— Scott Hanselman (@shanselman) August 5, 2015
There's no myth as sacred to the moneyed classes as the one that tells them they earned their position through hard work and merit.
— Clayton Cubitt (@claytoncubitt) August 5, 2015
The myth of meritocracy serves two purposes: to justify riches for the rich, and to blame the poor for their own poverty.
— Clayton Cubitt (@claytoncubitt) August 5, 2015
maybe if news organizations stopped selling their readers out to the highest bidder they might have a little better luck, idk call me crazy
— Adam Schweigert (@aschweig) August 6, 2015
When you realize you're more liberal than the aunt known as the "liberal aunt" in the family.
— Katie Schenkel (@JustPlainTweets) August 6, 2015
Dev: I'll include this icon font for these 5 social icons. Browser: OK, I'll download this 125Kb file… User: Why is this site so slow?
— Matt Hill (@matthillco) August 6, 2015
Scroll hijacking breaks basic user assumptions and muscle memory because the designer considers a site you fly by is a special snowflake
— !FALSE (@mahemoff) August 6, 2015
People sometimes say to me, ‘God you’re prolific.’ Or, ‘How do you get so much done — you must work nights and weekends too.’
I don’t think either statement is true. I write for a living. I do this probably forty eight weeks of the year, the rest being for leisure. That ought to generate more than one book in my opinion. The secret, if it is one, is simple… routine.
Routines are great because they remove from you the question, ‘Should I write now or… (insert relevant work avoidance practice here)’. If you have a routine you do it because it takes a conscious decision to break the habit. A good routine becomes something you follow without noticing. Bucking it is what takes the effort.
If there’s a secret to productive writing it’s a routine by David Hewson (644 words).
It’s pretty much the secret to productive anything.
By contrast live coding gives instant feedback so one sees whether one is getting closer to the solution. This leads to programmers not needing to think as much, they can just take a random guess and see how the output changes. If it gets better then they keep that change and make another. If it gets worse then they revert the change and make another. Watching programmers code in this manner is like watching a new species evolve; it works, but it is painfully slow and by the end the ‘programmer’ has no idea how the program works.
Neil’s News by Neil Fraser (421 words).
Alan Perlis wrote, "To understand a program, you must become both the machine and the program." This view is a mistake, and it is this widespread and virulent mistake that keeps programming a difficult and obscure art. A person is not a machine, and should not be forced to think like one.

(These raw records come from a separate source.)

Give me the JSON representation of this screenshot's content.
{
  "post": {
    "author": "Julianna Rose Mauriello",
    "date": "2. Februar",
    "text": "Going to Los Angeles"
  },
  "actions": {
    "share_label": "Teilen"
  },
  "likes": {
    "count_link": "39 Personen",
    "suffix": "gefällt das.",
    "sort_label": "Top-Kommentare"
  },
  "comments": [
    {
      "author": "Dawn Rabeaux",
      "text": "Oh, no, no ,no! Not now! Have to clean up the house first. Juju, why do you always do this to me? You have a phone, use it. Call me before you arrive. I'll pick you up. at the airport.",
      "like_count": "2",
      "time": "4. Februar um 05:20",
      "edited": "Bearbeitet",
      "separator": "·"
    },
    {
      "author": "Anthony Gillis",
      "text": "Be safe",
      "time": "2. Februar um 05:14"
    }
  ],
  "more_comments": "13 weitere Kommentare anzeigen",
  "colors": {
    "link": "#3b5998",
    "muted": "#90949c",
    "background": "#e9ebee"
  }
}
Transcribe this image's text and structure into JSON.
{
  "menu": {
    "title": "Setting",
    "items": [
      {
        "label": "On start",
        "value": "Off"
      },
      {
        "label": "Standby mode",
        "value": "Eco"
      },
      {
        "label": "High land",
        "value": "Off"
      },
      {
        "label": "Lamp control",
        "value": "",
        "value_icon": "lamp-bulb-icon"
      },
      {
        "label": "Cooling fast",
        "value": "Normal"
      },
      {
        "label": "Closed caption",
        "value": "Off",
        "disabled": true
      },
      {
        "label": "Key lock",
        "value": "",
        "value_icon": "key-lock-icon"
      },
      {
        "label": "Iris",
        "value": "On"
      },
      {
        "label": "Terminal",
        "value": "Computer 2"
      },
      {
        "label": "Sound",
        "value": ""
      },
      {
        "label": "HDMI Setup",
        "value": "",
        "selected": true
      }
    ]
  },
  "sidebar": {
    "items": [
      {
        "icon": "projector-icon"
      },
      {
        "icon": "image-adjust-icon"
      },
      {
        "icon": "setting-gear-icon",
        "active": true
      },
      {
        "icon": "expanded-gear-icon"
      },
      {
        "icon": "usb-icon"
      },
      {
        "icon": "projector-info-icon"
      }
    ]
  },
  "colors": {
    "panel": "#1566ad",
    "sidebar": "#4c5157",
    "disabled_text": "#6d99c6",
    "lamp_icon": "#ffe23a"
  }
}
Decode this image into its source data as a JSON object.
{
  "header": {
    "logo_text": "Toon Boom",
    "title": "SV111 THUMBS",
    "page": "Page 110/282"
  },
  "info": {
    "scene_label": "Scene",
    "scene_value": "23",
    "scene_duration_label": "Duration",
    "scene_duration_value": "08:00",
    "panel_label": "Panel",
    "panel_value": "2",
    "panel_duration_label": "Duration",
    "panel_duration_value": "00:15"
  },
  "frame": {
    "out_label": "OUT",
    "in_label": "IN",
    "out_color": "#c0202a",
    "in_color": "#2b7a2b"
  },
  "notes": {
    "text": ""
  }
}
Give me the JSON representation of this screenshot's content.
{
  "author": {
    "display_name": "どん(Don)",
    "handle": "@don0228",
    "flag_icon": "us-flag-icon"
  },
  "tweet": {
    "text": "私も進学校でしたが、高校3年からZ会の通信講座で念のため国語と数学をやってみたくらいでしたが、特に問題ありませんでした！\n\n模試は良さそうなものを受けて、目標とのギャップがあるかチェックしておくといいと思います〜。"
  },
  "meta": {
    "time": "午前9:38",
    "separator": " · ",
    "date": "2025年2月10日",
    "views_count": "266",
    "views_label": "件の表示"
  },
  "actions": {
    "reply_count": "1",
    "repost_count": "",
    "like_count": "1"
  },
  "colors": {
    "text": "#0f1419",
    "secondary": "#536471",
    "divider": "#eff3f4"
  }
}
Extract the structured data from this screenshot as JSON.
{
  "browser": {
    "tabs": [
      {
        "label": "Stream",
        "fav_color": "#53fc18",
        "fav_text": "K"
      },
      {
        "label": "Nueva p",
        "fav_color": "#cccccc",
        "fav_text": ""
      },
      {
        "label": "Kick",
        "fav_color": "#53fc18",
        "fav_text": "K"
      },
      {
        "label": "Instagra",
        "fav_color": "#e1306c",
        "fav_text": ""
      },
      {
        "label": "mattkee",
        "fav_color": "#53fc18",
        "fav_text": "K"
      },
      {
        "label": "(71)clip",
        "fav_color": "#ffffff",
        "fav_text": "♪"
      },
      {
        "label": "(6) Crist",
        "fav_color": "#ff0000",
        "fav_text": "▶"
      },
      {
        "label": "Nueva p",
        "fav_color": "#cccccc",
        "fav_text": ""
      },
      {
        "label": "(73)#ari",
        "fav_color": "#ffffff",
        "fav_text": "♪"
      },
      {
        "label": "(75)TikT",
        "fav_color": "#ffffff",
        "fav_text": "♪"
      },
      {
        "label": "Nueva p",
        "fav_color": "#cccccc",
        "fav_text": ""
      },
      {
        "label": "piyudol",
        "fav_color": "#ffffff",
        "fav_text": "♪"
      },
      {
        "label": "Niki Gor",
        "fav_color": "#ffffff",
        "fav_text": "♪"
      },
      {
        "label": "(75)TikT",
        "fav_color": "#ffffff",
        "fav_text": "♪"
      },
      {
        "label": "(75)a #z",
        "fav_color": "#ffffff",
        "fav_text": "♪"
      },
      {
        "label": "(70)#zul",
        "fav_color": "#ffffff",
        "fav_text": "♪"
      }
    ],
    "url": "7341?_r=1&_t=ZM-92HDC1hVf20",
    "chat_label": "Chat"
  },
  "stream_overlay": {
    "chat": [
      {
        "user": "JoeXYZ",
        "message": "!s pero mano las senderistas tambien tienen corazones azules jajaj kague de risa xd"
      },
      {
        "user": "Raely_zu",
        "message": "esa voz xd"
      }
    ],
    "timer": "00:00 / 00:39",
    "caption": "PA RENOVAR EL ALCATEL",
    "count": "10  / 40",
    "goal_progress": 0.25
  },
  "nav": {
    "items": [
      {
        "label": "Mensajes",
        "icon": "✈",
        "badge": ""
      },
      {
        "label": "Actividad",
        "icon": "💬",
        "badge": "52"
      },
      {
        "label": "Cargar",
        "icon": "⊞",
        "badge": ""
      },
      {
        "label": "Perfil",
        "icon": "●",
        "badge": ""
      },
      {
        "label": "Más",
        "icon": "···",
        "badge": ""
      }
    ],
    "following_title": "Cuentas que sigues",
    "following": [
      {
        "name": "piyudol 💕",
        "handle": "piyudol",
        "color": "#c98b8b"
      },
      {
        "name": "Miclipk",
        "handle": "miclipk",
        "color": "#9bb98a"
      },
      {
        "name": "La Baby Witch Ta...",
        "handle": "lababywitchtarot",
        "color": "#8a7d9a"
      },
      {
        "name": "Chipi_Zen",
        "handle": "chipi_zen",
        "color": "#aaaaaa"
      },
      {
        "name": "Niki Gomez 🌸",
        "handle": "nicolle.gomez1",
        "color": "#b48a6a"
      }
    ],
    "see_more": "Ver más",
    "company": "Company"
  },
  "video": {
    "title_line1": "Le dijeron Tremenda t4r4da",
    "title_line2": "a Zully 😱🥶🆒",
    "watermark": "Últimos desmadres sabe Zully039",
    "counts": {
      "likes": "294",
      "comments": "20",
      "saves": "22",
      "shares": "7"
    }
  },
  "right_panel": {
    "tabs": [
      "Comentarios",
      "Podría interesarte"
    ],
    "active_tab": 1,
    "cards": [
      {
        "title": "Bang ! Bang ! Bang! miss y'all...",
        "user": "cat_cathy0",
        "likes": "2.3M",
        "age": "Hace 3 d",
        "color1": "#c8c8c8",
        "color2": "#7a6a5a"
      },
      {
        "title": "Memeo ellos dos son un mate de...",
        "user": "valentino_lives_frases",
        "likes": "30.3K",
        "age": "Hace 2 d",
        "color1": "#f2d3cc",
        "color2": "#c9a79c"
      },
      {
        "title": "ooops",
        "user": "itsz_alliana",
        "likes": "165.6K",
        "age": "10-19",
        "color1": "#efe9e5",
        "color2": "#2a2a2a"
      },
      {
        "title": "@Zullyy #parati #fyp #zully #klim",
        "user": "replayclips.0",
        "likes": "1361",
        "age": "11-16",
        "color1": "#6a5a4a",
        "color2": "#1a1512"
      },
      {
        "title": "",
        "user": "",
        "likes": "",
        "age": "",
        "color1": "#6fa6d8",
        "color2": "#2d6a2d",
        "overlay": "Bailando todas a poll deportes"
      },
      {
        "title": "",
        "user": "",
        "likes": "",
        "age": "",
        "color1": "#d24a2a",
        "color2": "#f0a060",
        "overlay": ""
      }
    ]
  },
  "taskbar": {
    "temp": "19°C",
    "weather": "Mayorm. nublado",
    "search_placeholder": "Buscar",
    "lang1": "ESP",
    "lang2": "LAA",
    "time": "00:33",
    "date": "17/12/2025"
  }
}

How do we get people to understand programming?
We change programming. We turn it into something that's understandable by people.
Learnable Programming by Bret Victor (531 words).